DATA FOR THIS TASK ▸
§
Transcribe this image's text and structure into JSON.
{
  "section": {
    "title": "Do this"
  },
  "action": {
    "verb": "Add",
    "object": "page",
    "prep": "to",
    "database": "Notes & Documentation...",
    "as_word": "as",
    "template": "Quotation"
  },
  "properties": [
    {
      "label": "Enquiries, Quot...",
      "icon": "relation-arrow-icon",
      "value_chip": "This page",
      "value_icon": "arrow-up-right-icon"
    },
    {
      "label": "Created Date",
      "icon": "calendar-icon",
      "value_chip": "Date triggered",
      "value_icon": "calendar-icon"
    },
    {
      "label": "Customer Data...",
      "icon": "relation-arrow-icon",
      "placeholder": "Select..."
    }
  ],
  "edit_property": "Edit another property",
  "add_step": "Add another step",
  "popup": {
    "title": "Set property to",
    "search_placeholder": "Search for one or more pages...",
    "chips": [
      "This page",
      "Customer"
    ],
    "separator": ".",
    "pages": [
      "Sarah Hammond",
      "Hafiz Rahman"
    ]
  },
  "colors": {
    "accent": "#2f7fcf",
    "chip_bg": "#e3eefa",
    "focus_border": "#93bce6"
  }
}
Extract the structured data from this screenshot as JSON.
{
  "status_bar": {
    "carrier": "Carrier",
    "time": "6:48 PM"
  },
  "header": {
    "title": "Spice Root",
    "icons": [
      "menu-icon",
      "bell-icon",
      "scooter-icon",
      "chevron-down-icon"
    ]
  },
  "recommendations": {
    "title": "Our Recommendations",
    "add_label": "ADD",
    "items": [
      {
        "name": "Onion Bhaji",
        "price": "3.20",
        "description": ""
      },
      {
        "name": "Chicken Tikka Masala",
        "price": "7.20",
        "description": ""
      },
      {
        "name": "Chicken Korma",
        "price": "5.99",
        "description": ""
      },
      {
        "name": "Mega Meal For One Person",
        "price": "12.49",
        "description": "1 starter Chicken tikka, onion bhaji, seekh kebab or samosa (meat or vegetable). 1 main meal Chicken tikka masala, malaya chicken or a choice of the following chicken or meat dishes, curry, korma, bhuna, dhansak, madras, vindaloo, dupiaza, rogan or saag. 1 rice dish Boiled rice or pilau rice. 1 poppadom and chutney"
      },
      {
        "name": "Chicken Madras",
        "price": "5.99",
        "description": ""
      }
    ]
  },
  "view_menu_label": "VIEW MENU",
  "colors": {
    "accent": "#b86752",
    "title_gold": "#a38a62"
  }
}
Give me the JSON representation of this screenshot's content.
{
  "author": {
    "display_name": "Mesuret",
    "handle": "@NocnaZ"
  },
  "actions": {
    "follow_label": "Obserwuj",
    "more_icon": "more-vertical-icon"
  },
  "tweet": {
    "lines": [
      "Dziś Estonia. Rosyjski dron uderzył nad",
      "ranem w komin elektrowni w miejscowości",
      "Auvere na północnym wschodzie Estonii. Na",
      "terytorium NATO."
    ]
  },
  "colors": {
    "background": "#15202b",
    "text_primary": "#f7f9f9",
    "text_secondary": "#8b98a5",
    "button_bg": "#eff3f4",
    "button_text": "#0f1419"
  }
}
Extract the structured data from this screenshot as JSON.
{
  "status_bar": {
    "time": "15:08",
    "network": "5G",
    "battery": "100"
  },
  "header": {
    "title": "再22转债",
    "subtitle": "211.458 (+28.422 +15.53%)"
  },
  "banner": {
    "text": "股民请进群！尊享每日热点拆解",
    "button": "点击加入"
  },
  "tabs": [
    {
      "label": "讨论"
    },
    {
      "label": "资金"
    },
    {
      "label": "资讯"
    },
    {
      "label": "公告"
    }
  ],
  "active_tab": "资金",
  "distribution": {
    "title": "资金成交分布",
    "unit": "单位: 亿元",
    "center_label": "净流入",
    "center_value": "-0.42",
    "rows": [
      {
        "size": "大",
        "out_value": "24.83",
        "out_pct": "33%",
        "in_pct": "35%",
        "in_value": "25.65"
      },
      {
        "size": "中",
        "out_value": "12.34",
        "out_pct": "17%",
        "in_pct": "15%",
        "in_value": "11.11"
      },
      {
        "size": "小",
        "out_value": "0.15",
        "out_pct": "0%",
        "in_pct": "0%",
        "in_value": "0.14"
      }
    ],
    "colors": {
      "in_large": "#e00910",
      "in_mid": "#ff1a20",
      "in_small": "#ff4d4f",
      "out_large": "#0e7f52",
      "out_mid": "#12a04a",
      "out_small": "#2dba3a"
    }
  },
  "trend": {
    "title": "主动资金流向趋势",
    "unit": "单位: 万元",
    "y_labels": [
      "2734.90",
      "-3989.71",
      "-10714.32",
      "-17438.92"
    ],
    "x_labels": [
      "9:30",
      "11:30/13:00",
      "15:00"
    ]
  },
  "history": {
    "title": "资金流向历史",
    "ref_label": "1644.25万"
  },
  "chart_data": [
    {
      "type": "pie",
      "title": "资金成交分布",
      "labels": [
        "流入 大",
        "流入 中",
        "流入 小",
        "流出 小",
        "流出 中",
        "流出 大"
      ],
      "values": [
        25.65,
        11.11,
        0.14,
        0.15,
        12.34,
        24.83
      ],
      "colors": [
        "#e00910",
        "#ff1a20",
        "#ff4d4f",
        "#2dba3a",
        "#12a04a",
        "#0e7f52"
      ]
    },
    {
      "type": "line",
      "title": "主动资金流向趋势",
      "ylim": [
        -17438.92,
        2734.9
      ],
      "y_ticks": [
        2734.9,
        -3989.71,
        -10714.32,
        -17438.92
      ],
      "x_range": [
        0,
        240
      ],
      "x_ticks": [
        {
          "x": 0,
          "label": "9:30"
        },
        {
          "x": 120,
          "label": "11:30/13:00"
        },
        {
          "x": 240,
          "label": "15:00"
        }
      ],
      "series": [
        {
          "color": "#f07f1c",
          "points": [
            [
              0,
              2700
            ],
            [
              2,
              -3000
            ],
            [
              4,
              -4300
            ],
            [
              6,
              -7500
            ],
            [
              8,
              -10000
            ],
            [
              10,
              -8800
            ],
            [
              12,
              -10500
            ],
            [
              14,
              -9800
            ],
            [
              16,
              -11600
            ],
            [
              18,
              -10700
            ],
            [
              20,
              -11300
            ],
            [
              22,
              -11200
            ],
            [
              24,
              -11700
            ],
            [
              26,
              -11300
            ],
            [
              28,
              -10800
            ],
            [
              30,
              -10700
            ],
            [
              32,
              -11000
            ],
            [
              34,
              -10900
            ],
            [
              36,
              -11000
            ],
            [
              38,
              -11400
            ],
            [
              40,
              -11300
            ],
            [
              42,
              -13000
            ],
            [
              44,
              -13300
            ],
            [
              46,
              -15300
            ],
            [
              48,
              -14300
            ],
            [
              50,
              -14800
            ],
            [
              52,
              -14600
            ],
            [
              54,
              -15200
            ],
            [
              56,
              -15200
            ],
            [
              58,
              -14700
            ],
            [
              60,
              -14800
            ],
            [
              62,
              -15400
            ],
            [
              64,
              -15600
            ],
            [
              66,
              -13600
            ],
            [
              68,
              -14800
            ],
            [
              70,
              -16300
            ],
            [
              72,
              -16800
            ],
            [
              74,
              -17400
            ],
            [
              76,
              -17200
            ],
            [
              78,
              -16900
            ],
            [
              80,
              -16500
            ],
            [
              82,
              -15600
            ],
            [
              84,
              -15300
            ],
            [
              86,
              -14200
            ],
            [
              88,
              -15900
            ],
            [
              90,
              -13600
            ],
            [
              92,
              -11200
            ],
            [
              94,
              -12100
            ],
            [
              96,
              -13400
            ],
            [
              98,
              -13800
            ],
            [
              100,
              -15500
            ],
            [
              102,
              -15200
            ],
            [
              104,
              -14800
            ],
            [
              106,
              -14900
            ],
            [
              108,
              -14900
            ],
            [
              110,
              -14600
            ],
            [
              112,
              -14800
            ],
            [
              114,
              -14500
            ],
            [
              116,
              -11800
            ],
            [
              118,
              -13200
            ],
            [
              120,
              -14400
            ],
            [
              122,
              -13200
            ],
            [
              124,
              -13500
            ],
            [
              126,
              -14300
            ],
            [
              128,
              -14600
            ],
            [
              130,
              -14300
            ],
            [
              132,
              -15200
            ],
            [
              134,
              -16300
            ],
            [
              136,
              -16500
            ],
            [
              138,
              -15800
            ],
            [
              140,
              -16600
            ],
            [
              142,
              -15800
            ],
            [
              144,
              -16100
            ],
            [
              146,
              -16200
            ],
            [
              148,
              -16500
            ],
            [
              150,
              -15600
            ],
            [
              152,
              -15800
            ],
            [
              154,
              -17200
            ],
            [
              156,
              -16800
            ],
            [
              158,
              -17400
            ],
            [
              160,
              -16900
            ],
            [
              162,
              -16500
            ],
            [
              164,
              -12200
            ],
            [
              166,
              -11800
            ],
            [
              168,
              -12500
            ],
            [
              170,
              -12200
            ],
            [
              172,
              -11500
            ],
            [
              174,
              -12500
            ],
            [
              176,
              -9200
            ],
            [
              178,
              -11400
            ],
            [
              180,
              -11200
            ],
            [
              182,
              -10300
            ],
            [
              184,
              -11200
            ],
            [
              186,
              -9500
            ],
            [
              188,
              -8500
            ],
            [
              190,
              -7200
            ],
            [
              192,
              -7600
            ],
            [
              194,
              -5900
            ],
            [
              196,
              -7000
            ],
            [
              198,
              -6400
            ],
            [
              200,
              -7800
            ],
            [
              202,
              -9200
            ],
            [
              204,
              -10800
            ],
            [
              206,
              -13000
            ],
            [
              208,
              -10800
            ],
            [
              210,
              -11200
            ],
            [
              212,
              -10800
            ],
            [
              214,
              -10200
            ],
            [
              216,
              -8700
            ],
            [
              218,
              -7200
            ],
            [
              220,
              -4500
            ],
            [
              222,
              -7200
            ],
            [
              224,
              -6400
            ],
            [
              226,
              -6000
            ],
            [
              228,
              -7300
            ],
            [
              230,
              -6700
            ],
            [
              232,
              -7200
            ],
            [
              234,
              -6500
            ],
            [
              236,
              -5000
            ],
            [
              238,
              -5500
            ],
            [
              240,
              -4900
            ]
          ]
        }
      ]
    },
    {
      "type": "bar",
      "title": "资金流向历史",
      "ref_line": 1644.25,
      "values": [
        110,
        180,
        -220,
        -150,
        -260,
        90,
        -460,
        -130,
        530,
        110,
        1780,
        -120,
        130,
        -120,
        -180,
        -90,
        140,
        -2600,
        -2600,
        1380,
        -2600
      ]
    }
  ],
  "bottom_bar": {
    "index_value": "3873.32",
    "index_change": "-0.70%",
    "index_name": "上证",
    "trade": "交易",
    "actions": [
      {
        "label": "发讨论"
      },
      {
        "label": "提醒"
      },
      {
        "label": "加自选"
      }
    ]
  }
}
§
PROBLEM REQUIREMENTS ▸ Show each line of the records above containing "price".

WRITTEN ANSWER ▸
        "price": "3.20",
        "price": "7.20",
        "price": "5.99",
        "price": "12.49",
        "price": "5.99",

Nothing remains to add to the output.